Supplied information.

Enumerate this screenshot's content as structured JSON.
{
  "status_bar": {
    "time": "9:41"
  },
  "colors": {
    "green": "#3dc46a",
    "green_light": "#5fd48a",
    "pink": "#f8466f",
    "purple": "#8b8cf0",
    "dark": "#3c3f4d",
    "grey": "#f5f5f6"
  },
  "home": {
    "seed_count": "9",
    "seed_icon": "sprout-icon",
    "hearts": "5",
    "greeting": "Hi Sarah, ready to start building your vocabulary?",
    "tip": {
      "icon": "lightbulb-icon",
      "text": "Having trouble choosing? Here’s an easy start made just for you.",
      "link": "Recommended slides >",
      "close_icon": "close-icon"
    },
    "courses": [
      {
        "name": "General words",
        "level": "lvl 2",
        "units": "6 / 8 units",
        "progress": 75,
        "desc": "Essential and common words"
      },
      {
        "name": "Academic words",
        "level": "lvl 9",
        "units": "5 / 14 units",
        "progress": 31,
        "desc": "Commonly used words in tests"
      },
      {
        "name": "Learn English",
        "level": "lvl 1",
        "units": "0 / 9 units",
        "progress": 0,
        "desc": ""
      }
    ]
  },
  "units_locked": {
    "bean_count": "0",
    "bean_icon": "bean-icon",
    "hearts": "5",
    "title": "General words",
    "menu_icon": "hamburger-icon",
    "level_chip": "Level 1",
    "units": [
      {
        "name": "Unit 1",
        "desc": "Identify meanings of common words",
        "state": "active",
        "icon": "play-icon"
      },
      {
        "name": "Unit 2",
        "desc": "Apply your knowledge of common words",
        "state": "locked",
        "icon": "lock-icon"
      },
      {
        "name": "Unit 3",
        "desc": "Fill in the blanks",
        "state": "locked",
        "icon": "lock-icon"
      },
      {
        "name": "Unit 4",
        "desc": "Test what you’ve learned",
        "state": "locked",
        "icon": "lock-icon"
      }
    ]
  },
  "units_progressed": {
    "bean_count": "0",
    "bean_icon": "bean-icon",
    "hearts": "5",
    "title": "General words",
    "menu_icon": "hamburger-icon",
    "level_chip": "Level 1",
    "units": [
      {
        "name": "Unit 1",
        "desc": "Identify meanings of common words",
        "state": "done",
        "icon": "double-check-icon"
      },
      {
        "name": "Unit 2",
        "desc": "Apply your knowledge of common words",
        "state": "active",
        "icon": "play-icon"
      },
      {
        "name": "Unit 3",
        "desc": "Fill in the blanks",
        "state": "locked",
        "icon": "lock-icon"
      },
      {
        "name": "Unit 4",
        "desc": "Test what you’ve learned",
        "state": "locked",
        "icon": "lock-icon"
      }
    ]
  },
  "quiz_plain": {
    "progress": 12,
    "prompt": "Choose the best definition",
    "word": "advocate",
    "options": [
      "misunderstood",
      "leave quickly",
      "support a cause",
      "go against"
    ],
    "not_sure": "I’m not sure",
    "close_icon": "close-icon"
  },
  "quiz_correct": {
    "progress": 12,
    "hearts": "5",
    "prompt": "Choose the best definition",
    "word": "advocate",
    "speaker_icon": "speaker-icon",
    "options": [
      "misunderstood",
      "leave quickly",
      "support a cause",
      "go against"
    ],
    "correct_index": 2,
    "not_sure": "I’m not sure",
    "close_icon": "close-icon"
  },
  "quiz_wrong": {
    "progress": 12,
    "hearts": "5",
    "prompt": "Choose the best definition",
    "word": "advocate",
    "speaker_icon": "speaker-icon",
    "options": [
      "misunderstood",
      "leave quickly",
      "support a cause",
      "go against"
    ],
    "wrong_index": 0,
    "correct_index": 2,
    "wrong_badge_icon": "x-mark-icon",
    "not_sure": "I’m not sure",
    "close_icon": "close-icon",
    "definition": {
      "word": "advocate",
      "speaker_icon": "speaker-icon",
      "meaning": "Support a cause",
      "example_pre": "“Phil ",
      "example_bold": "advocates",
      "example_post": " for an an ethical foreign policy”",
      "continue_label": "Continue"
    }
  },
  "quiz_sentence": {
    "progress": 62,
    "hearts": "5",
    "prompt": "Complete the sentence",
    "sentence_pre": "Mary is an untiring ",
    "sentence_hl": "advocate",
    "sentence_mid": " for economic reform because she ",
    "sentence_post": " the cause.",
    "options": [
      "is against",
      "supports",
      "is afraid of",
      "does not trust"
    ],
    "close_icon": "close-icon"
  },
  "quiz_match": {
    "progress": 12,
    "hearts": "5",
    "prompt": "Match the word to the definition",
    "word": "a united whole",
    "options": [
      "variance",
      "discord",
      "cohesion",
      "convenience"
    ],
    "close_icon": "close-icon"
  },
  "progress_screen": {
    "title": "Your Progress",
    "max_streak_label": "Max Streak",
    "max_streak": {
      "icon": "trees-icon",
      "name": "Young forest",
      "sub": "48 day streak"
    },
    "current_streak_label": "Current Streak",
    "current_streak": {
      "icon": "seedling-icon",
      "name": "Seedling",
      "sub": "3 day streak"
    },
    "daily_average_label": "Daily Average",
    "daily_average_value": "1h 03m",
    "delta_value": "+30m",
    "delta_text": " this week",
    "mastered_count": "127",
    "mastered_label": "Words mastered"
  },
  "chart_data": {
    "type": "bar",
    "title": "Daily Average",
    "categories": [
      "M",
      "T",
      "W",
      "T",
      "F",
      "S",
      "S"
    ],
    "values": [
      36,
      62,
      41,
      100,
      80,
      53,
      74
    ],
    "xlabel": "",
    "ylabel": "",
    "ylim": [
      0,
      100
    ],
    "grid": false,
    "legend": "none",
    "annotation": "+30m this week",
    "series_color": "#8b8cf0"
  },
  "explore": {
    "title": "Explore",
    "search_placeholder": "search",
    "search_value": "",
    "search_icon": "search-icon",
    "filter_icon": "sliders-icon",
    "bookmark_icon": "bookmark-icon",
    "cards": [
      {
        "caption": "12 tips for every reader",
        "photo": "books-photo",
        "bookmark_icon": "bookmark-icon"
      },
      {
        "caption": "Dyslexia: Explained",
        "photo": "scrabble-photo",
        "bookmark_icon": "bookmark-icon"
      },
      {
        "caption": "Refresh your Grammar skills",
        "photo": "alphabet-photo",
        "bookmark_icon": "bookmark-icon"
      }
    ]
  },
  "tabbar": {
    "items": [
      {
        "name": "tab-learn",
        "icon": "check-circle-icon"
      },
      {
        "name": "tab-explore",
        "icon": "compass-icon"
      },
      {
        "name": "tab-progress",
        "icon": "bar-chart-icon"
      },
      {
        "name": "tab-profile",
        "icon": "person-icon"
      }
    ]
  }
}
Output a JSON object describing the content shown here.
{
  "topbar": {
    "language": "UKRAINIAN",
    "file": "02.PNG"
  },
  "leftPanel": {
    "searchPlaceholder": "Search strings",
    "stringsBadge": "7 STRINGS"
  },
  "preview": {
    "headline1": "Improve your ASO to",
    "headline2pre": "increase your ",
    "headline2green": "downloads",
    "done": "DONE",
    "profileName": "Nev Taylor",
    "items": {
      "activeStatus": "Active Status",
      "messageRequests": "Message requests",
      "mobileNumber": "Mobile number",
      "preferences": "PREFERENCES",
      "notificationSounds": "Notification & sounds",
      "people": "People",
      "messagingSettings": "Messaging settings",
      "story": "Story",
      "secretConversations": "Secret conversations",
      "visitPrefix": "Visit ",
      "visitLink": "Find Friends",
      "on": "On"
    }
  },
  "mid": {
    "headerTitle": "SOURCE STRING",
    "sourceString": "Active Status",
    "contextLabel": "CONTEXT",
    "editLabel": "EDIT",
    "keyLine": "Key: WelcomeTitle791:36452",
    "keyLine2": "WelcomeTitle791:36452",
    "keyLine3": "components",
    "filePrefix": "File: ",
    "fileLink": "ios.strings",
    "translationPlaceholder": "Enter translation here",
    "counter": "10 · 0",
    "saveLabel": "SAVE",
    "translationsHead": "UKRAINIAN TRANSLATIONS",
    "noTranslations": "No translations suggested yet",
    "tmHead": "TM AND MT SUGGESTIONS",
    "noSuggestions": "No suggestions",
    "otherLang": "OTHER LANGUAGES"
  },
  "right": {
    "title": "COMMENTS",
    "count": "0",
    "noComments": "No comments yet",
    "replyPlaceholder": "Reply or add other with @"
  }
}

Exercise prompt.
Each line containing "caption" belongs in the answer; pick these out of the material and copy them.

Written solution.
        "caption": "12 tips for every reader",
        "caption": "Dyslexia: Explained",
        "caption": "Refresh your Grammar skills",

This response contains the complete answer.